So, how about we install a server somewhere here in California and let Californian users connect to it. When a request for
logo.gif comes to one of the edge servers, it will connect to the central server in Prague and load the file. This will happen only once. After that, the edge server will not request the file from the central server. It will return it immediately, from its internal cache.
We need to have many edge servers, preferably in all countries where our users may be located. The first request will take longer, but all others will be much faster because they will be served from the closest edge server.
Now, the question is how the browser will know which edge server is the closest, right? We simply trick the domain name resolution process. Depending on who is asking, the DNS will give different answers. Let's take
cf.jare.io, for example (it is the name of all edge servers responsible for delivering our content in AWS CloudFront, a CNAME for
djk1be5eatcae.cloudfront.net). If I'm looking it up from California, I'm getting the following answer:
An edge server with IP address
22.214.171.124 is located in San Francisco. This is rather close to me, less than fifty miles. If I do the same operation from a server in Virginia, I get a different response:
An edge server with IP address
126.96.36.199 is located in Washington, which is far away from me, but very close to the server I was making the lookup from.
There are thousands of name servers around the world and all of them have different information about where that edge server
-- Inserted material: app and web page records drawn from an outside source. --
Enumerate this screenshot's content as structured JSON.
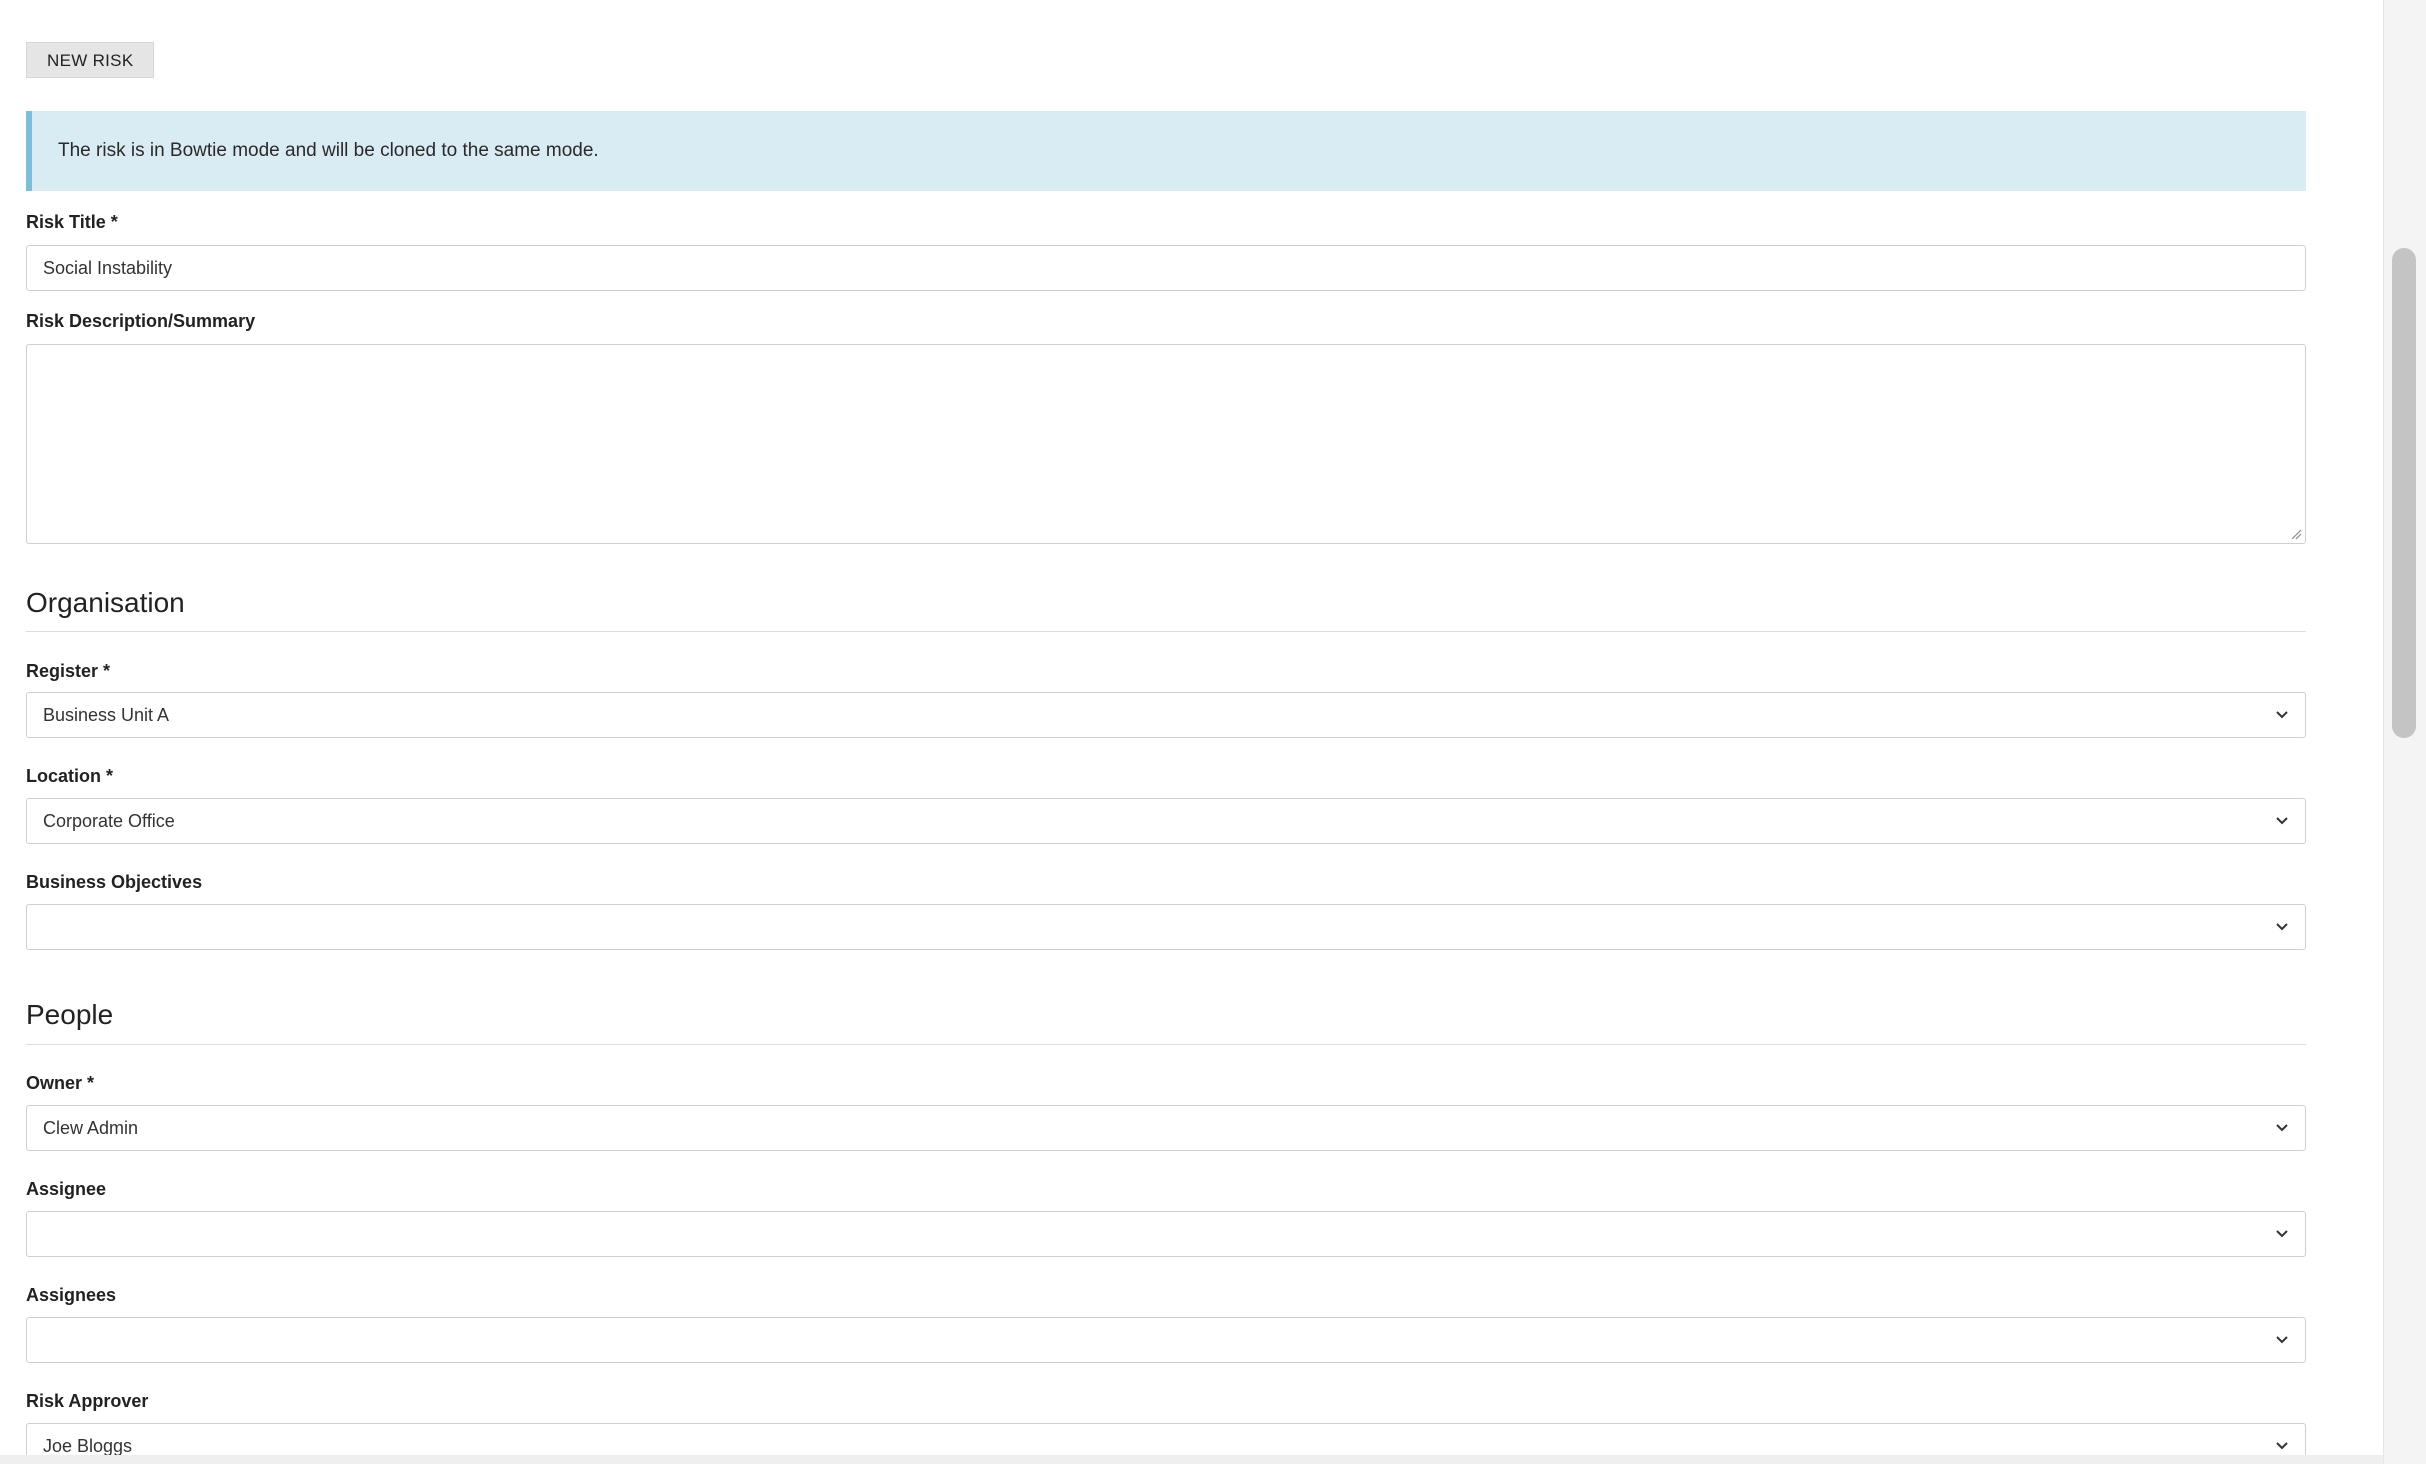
{
  "toolbar": {
    "new_risk_label": "NEW RISK"
  },
  "alert": {
    "text": "The risk is in Bowtie mode and will be cloned to the same mode."
  },
  "fields": {
    "risk_title": {
      "label": "Risk Title *",
      "value": "Social Instability"
    },
    "risk_description": {
      "label": "Risk Description/Summary",
      "value": ""
    }
  },
  "sections": {
    "organisation": {
      "title": "Organisation",
      "register": {
        "label": "Register *",
        "value": "Business Unit A"
      },
      "location": {
        "label": "Location *",
        "value": "Corporate Office"
      },
      "business_objectives": {
        "label": "Business Objectives",
        "value": ""
      }
    },
    "people": {
      "title": "People",
      "owner": {
        "label": "Owner *",
        "value": "Clew Admin"
      },
      "assignee": {
        "label": "Assignee",
        "value": ""
      },
      "assignees": {
        "label": "Assignees",
        "value": ""
      },
      "risk_approver": {
        "label": "Risk Approver",
        "value": "Joe Bloggs"
      }
    }
  },
  "icons": {
    "dropdown": "chevron-down-icon",
    "resize": "resize-grip-icon"
  },
  "colors": {
    "alert_bg": "#d9ebf3",
    "alert_border": "#7fbcd5"
  }
}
cf.jare.io is physically located. Depending on who is asking, the answer will be different.
CloudFront is one of the simplest CDN solutions. All you have to do to start delivering your content through their edge nodes is to create a "distribution" and configure it. A distribution is basically a connector between content origin and edge servers:
One of edge servers receives an HTTP request. If it already has that
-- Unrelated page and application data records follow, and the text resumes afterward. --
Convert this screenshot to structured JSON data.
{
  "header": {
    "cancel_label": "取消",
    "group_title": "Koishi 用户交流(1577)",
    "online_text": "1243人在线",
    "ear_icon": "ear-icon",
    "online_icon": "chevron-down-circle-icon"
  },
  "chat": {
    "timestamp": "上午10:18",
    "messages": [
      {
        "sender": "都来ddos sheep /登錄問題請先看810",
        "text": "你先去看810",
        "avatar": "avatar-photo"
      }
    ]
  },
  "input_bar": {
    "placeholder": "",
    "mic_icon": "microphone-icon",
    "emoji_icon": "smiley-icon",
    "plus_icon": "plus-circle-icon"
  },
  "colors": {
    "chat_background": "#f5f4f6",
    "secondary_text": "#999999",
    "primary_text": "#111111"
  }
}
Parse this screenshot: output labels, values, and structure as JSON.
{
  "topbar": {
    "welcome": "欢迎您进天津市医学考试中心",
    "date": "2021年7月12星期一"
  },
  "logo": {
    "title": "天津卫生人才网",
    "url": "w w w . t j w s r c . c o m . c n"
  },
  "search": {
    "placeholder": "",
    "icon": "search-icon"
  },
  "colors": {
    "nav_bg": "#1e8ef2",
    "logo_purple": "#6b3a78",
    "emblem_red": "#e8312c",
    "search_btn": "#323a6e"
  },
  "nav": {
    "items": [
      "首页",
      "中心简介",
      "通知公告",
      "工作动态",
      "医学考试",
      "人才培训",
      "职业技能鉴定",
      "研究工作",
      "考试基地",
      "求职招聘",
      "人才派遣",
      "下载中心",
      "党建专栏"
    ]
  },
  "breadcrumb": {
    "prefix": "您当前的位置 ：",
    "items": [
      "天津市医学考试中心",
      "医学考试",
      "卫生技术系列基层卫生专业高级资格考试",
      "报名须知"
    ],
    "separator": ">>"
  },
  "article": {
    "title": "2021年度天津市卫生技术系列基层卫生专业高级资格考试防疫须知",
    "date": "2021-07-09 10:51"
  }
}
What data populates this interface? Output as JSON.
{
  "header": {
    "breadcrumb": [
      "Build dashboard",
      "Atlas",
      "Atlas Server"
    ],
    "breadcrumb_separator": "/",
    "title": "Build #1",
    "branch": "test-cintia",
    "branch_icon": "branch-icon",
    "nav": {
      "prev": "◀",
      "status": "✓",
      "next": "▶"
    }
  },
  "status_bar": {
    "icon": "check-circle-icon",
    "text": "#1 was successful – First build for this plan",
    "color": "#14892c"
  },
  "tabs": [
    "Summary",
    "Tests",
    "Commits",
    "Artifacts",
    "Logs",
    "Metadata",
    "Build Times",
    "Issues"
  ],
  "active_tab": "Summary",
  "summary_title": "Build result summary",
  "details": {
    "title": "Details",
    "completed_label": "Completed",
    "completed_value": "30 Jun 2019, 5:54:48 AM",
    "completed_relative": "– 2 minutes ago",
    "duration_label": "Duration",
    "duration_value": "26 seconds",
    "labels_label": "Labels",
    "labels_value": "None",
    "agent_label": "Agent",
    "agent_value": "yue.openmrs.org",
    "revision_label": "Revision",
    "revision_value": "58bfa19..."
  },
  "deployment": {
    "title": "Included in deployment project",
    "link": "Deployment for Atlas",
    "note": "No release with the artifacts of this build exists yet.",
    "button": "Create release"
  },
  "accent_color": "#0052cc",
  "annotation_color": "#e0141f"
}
logo.svg in its cache, it immediately returns an HTTP response with its content inside. If its cache is empty, the edge server makes an HTTP request to the central server. This server knows about the "distribution" and its configuration. It makes an HTTP connection to the origin server, which is
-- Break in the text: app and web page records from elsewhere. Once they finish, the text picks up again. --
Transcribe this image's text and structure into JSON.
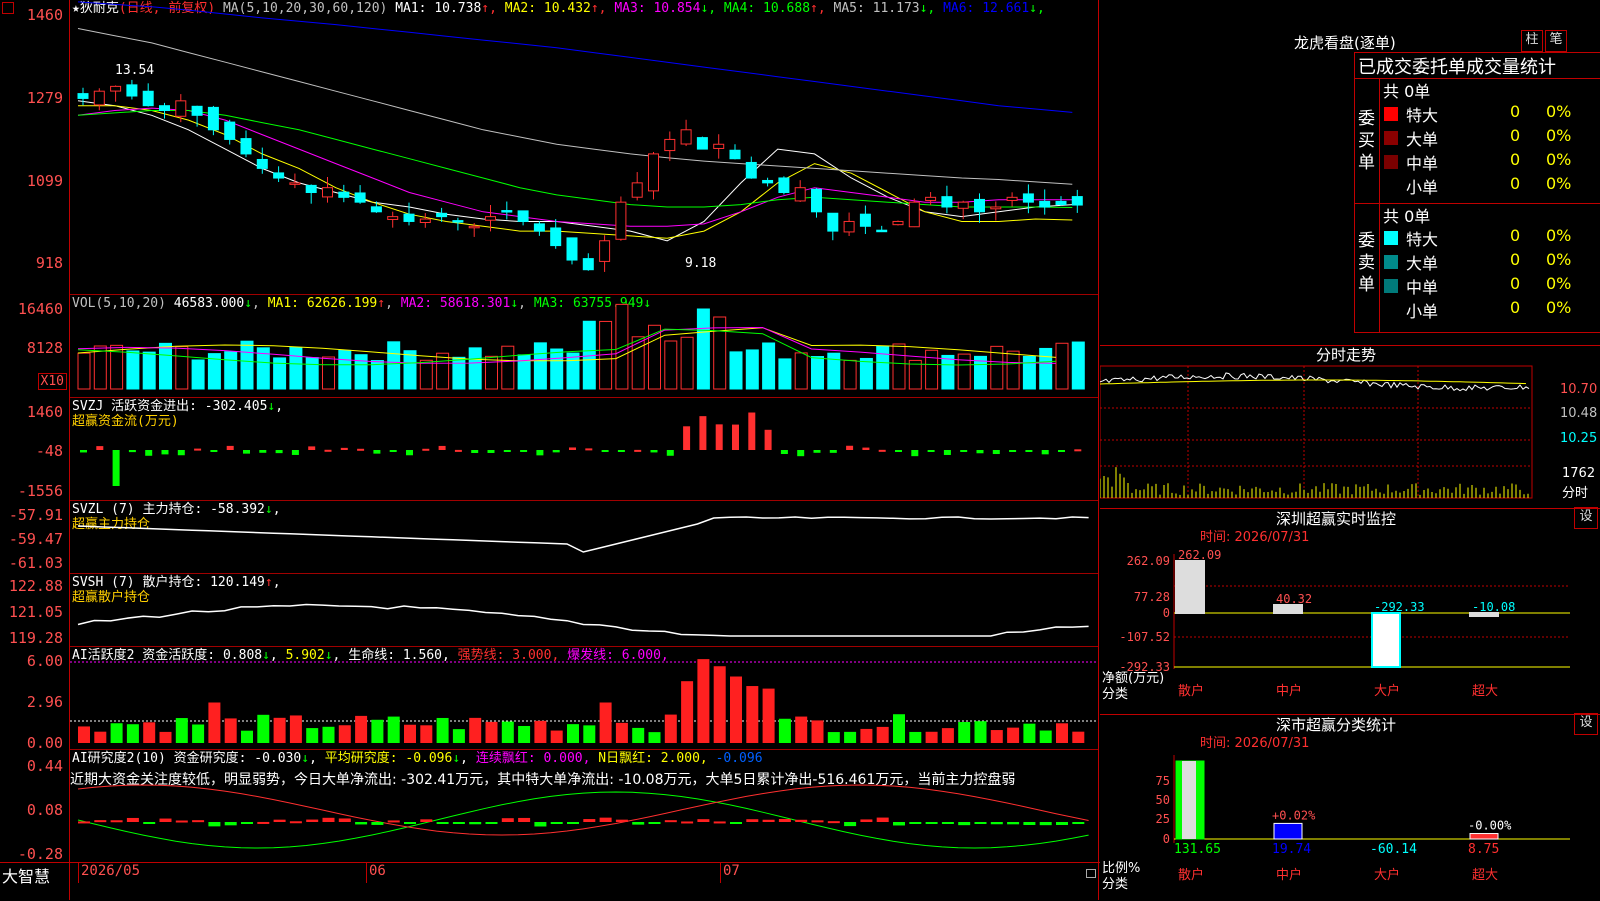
{
  "main": {
    "header_prefix": "★",
    "stock_name": "狄耐克",
    "period_label": "(日线, 前复权)",
    "ma_params": "MA(5,10,20,30,60,120)",
    "ma": [
      {
        "label": "MA1: 10.738",
        "arrow": "↑",
        "color": "#ffffff"
      },
      {
        "label": "MA2: 10.432",
        "arrow": "↑",
        "color": "#ffff00"
      },
      {
        "label": "MA3: 10.854",
        "arrow": "↓",
        "color": "#ff00ff"
      },
      {
        "label": "MA4: 10.688",
        "arrow": "↑",
        "color": "#00ff00"
      },
      {
        "label": "MA5: 11.173",
        "arrow": "↓",
        "color": "#c0c0c0"
      },
      {
        "label": "MA6: 12.661",
        "arrow": "↓",
        "color": "#0000ff"
      }
    ],
    "y_labels": [
      "1460",
      "1279",
      "1099",
      "918"
    ],
    "high_mark": "13.54",
    "low_mark": "9.18"
  },
  "vol": {
    "params": "VOL(5,10,20)",
    "value": "46583.000",
    "ma1": "MA1: 62626.199",
    "ma2": "MA2: 58618.301",
    "ma3": "MA3: 63755.949",
    "y_labels": [
      "16460",
      "8128"
    ],
    "unit": "X10"
  },
  "svzj": {
    "title": "SVZJ  活跃资金进出: -302.405",
    "sub": "超赢资金流(万元)",
    "y_labels": [
      "1460",
      "-48",
      "-1556"
    ]
  },
  "svzl": {
    "title": "SVZL (7) 主力持仓: -58.392",
    "sub": "超赢主力持仓",
    "y_labels": [
      "-57.91",
      "-59.47",
      "-61.03"
    ]
  },
  "svsh": {
    "title": "SVSH (7) 散户持仓: 120.149",
    "sub": "超赢散户持仓",
    "y_labels": [
      "122.88",
      "121.05",
      "119.28"
    ]
  },
  "ai1": {
    "title": "AI活跃度2 资金活跃度: 0.808",
    "v2": "5.902",
    "life": "生命线: 1.560,",
    "strong": "强势线: 3.000,",
    "burst": "爆发线: 6.000,",
    "y_labels": [
      "6.00",
      "2.96",
      "0.00"
    ]
  },
  "ai2": {
    "title": "AI研究度2(10) 资金研究度: -0.030",
    "avg": "平均研究度: -0.096",
    "lianxu": "连续飘红: 0.000,",
    "npiao": "N日飘红: 2.000,",
    "last": "-0.096",
    "comment": "近期大资金关注度较低，明显弱势，今日大单净流出: -302.41万元，其中特大单净流出: -10.08万元，大单5日累计净出-516.461万元，当前主力控盘弱",
    "y_labels": [
      "0.44",
      "0.08",
      "-0.28"
    ]
  },
  "bottom": {
    "brand": "大智慧",
    "dates": [
      "2026/05",
      "06",
      "07"
    ]
  },
  "lhb": {
    "title": "龙虎看盘(逐单)",
    "btn1": "柱",
    "btn2": "笔",
    "heading": "已成交委托单成交量统计",
    "buy_label": "委买单",
    "sell_label": "委卖单",
    "buy_total": "共 0单",
    "sell_total": "共 0单",
    "rows": [
      {
        "name": "特大",
        "count": "0",
        "pct": "0%"
      },
      {
        "name": "大单",
        "count": "0",
        "pct": "0%"
      },
      {
        "name": "中单",
        "count": "0",
        "pct": "0%"
      },
      {
        "name": "小单",
        "count": "0",
        "pct": "0%"
      }
    ],
    "buy_colors": [
      "#ff0000",
      "#8b0000",
      "#7a0000",
      "#000000"
    ],
    "sell_colors": [
      "#00ffff",
      "#008b8b",
      "#007a7a",
      "#000000"
    ]
  },
  "fenshi": {
    "title": "分时走势",
    "y_labels": [
      "10.70",
      "10.48",
      "10.25"
    ],
    "vol_label": "1762",
    "time_label": "分时"
  },
  "monitor": {
    "title": "深圳超赢实时监控",
    "btn": "设",
    "time": "时间: 2026/07/31",
    "y_labels": [
      "262.09",
      "77.28",
      "0",
      "-107.52",
      "-292.33"
    ],
    "bars": [
      {
        "cat": "散户",
        "value": 262.09,
        "label": "262.09"
      },
      {
        "cat": "中户",
        "value": 40.32,
        "label": "40.32"
      },
      {
        "cat": "大户",
        "value": -292.33,
        "label": "-292.33"
      },
      {
        "cat": "超大",
        "value": -10.08,
        "label": "-10.08"
      }
    ],
    "ylabel1": "净额(万元)",
    "ylabel2": "分类"
  },
  "classify": {
    "title": "深市超赢分类统计",
    "btn": "设",
    "time": "时间: 2026/07/31",
    "y_labels": [
      "75",
      "50",
      "25",
      "0"
    ],
    "bars": [
      {
        "cat": "散户",
        "pct": 100,
        "top_label": "",
        "value": "131.65"
      },
      {
        "cat": "中户",
        "pct": 20,
        "top_label": "+0.02%",
        "value": "19.74"
      },
      {
        "cat": "大户",
        "pct": 0,
        "top_label": "",
        "value": "-60.14"
      },
      {
        "cat": "超大",
        "pct": 7,
        "top_label": "-0.00%",
        "value": "8.75"
      }
    ],
    "ylabel1": "比例%",
    "ylabel2": "分类"
  }
}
www.teamed.io and asks it to return
logo.svg. When done, the image is returned to the edge server, where it is cached.
This looks rather simple, but it's not free and it's not that quick to configure. You have to create an account with CloudFront, register your credit card there, and get an approval. Then you have to create a distribution and configure it. You should then create that CNAME in your name server. If you're doing it for a single website, it's not a big deal. If you have a dozen websites, it's a time consuming operation.
Jare.io, a Middle Man
Jare.io is an extra component in that diagram, which makes your life easier:
Jare.io has a "relay," which acts as an origin server for CloudFront. All requests that arrive to
cf.jare.io are dispatched to the relay. The relay decides what to do with them. The decision is based on the information from the HTTP request URI. For example, the request from the browser has this URI path:
Remember, the request is made to
cf.jare.io, which is the address of the edge server. This exact URI arrives at
relay.jare.io. The URI contains enough information to make a decision about which file has to be returned. The relay makes a new HTTP request to
www.teamed.io and retrieves the image.
The beauty of this solution is that it's easy. For small websites, it is a free and quick CDN.
By the way, when we query the same image through jare.io (and CloudFront), it comes back much faster:
Most of the work is done by AWS CloudFront, while jare.io is just a relay that makes its configuration more convenient. Besides, it makes it free, because jare.io is sponsored by Teamed.io. In other words, my company will pay for your usage of CloudFront. I would appreciate if you kept that in mind and didn't use jare.io for traffic-intensive resources.